I mean that’s where people are looking at this money that the Government’s spending but they’re not getting anything for themselves.
PM: Well we’ve delivered an historic increase in the pension; the biggest single increase in the pension since we’ve effectively had the pension.
And on top of that historic increase and regular indexation, through putting a price on carbon, we’re delivering $338 more to single pensioners and $510 more to pensioner couples and we know that they will end up in front. That is, that amount of money is more than the average impact they will see from carbon pricing.
And we did want to make sure, for people who are on those fixed incomes, who do it tough, that we figured it all out so that they would end up in front.
HOST: This is a topic we could talk about for a long time. And I would love to once again sit down with you if I could Prime Minister and have a chat.
But the boat people of course, refugees, a lot of people are very concerned about this, and the first report is being released today from the former Chief of Defence, Angus Houston. Are you confident that some resolution is going to be found?
PM: John, I can understand that Australians are very frustrated about this. They want to see action, they want to see something done. I can really understand that frustration.
I’ve been prepared to compromise in order to get action. I’ve been prepared to give a tick to Nauru, which is the central element of the Opposition’s policy and to combine that with the central piece of the Government’s policy, the transfer arrangement with Malaysia.
So I’ve wanted to compromise in order to get change here. Unfortunately in the face of that what we’ve seen from the Opposition is them finding every way they can to just say no.
That’s why I asked Angus Houston, a very eminent Australian, a former Chief of the Defence Force, to lead an expert process. It’s not a report that he’s releasing today, John. But it’s a meeting that he’s conducting in Canberra.

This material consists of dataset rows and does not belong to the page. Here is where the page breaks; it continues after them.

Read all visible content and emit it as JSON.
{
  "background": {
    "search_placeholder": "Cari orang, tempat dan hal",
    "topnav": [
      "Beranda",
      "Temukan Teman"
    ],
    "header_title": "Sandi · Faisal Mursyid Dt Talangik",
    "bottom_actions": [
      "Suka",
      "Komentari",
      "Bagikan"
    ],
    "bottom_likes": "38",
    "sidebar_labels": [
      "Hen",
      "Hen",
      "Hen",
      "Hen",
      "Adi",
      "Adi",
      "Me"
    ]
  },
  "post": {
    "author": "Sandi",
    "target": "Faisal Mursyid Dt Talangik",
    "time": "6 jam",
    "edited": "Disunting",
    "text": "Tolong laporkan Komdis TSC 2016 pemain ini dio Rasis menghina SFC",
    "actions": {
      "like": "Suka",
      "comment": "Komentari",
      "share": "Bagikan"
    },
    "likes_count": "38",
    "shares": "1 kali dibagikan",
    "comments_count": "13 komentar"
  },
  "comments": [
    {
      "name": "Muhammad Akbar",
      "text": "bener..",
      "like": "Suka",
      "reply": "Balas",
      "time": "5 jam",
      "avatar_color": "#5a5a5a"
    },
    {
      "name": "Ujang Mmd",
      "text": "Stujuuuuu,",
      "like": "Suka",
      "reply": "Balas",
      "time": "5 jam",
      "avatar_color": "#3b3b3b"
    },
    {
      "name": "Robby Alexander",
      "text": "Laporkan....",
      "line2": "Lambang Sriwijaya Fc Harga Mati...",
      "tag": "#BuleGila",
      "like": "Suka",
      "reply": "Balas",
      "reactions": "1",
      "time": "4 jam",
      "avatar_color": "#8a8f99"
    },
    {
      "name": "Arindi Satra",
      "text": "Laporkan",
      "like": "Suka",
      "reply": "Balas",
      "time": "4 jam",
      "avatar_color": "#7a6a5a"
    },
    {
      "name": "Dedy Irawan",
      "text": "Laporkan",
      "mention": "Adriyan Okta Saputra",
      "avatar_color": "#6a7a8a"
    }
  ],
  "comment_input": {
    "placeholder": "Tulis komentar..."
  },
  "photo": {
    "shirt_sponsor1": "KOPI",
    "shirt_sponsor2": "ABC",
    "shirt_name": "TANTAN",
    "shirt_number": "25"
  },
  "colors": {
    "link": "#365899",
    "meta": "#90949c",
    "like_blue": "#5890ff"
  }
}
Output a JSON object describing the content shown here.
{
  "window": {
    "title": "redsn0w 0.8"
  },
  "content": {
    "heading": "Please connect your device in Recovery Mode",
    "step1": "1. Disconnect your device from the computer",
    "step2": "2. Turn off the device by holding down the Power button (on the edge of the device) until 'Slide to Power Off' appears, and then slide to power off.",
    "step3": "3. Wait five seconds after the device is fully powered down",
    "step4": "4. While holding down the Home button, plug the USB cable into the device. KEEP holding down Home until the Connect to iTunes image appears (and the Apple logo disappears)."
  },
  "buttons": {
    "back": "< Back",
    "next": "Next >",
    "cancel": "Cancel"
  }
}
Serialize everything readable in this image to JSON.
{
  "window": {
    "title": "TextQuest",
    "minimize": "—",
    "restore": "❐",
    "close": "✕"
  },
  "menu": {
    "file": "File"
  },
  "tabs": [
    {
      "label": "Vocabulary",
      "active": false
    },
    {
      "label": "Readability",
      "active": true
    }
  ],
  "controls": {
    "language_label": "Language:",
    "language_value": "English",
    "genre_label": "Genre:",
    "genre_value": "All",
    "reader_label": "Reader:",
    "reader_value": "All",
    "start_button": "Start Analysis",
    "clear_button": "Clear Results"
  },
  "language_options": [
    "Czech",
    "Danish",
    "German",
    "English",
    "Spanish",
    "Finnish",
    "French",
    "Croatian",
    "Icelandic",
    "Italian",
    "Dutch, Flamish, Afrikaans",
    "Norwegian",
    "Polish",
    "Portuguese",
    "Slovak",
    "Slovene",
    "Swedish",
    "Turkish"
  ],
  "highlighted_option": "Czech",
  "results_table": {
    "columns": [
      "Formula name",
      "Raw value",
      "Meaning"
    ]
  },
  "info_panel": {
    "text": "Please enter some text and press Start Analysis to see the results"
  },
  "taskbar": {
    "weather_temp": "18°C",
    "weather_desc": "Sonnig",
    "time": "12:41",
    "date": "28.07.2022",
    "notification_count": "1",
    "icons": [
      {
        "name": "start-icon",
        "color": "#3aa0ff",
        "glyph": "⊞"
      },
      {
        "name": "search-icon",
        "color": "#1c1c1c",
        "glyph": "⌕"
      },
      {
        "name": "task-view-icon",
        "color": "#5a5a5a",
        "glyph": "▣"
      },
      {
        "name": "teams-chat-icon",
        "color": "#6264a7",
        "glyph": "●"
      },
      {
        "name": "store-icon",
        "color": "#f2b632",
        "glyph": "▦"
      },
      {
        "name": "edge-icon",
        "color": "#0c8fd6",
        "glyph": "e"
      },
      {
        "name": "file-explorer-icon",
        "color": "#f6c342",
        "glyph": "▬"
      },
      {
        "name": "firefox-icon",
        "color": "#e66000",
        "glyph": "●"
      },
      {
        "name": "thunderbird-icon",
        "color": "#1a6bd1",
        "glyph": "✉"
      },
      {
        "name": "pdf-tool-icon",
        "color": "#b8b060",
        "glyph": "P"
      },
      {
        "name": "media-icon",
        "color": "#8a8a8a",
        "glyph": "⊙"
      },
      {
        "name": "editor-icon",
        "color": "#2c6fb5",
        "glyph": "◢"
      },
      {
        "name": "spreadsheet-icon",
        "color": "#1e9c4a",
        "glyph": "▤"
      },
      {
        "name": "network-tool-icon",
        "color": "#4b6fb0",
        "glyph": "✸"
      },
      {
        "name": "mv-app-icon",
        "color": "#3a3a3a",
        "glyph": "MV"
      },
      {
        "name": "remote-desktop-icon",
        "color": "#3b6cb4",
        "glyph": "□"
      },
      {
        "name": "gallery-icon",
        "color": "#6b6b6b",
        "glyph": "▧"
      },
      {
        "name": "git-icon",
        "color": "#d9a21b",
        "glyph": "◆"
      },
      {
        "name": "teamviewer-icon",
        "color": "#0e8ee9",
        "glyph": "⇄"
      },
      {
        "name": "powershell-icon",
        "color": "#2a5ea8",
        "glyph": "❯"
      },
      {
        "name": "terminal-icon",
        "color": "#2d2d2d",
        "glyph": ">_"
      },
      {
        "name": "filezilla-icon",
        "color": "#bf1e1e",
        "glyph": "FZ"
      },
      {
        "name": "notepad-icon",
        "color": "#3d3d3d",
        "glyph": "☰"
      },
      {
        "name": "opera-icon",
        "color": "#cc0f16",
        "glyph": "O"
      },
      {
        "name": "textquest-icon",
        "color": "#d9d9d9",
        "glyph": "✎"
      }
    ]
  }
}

But we will receive a report from Angus and his team before the Parliament resumes in August. And I certainly believe that what comes from that expert panel should be used to guide our nation to action and to addressing this issue, which I know is on the minds of so many Australians, and they’re very frustrated that they haven’t been able to see the Parliament get new legislation through.
HOST: Prime Minister, I’ve got to go to the news unfortunately, but it’s great to talk to you and as I said, if we could arrange another time, I’d really appreciate it.
PM: Sure John, I’ll look to do that and thank you for talking this morning.